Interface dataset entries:

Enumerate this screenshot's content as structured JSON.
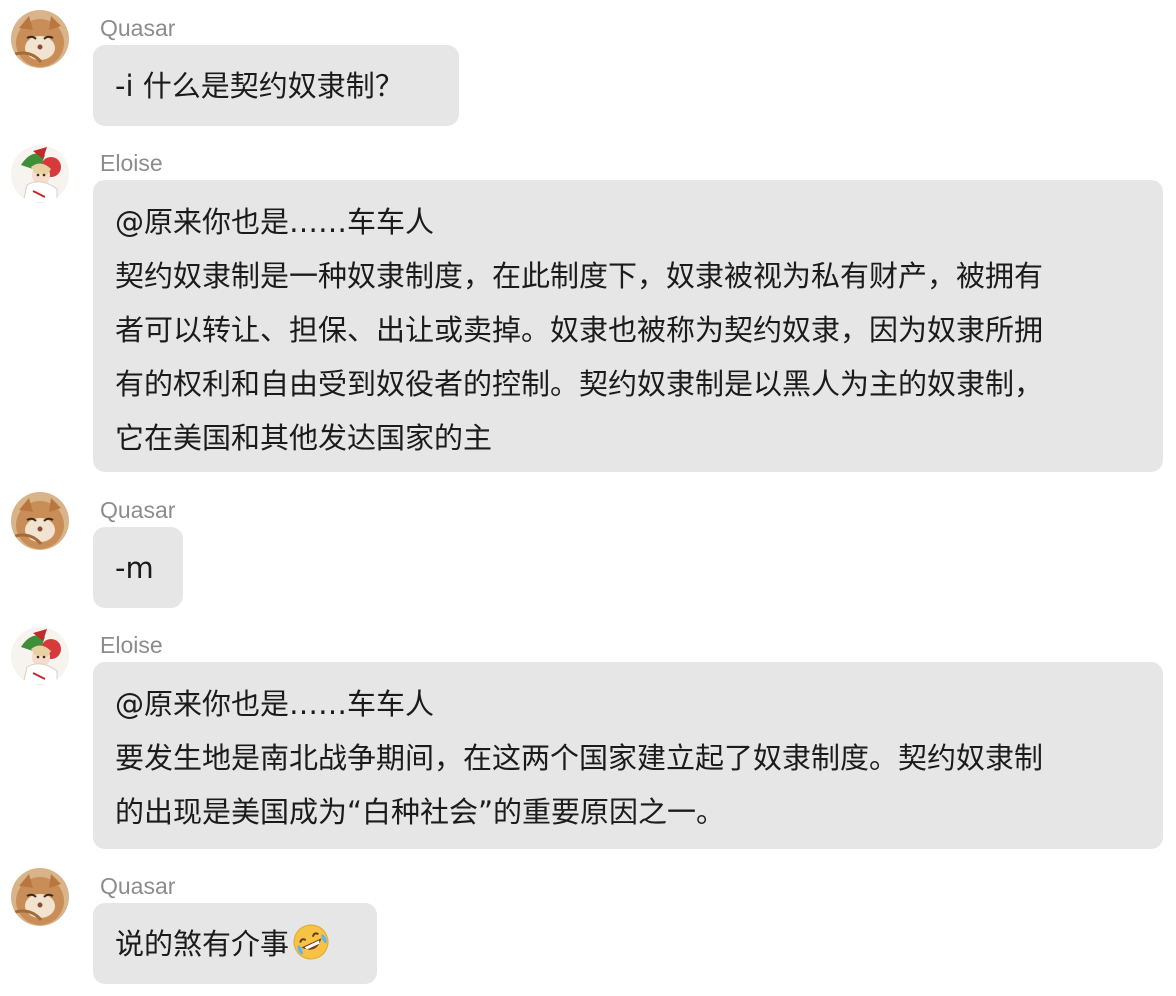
{
  "messages": [
    {
      "sender": "Quasar",
      "lines": [
        "-i 什么是契约奴隶制？"
      ]
    },
    {
      "sender": "Eloise",
      "lines": [
        "@原来你也是……车车人",
        "契约奴隶制是一种奴隶制度，在此制度下，奴隶被视为私有财产，被拥有",
        "者可以转让、担保、出让或卖掉。奴隶也被称为契约奴隶，因为奴隶所拥",
        "有的权利和自由受到奴役者的控制。契约奴隶制是以黑人为主的奴隶制，",
        "它在美国和其他发达国家的主"
      ]
    },
    {
      "sender": "Quasar",
      "lines": [
        "-m"
      ]
    },
    {
      "sender": "Eloise",
      "lines": [
        "@原来你也是……车车人",
        "要发生地是南北战争期间，在这两个国家建立起了奴隶制度。契约奴隶制",
        "的出现是美国成为“白种社会”的重要原因之一。"
      ]
    },
    {
      "sender": "Quasar",
      "lines": [
        "说的煞有介事"
      ],
      "emoji": "rolling-on-floor-laughing-emoji"
    }
  ],
  "colors": {
    "bubble": "#e6e6e6",
    "sender_name": "#8c8c8c",
    "text": "#1b1b1b"
  }
}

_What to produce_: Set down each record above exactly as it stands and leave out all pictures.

_Response_:
Enumerate this screenshot's content as structured JSON.
{
  "messages": [
    {
      "sender": "Quasar",
      "lines": [
        "-i 什么是契约奴隶制？"
      ]
    },
    {
      "sender": "Eloise",
      "lines": [
        "@原来你也是……车车人",
        "契约奴隶制是一种奴隶制度，在此制度下，奴隶被视为私有财产，被拥有",
        "者可以转让、担保、出让或卖掉。奴隶也被称为契约奴隶，因为奴隶所拥",
        "有的权利和自由受到奴役者的控制。契约奴隶制是以黑人为主的奴隶制，",
        "它在美国和其他发达国家的主"
      ]
    },
    {
      "sender": "Quasar",
      "lines": [
        "-m"
      ]
    },
    {
      "sender": "Eloise",
      "lines": [
        "@原来你也是……车车人",
        "要发生地是南北战争期间，在这两个国家建立起了奴隶制度。契约奴隶制",
        "的出现是美国成为“白种社会”的重要原因之一。"
      ]
    },
    {
      "sender": "Quasar",
      "lines": [
        "说的煞有介事"
      ],
      "emoji": "rolling-on-floor-laughing-emoji"
    }
  ],
  "colors": {
    "bubble": "#e6e6e6",
    "sender_name": "#8c8c8c",
    "text": "#1b1b1b"
  }
}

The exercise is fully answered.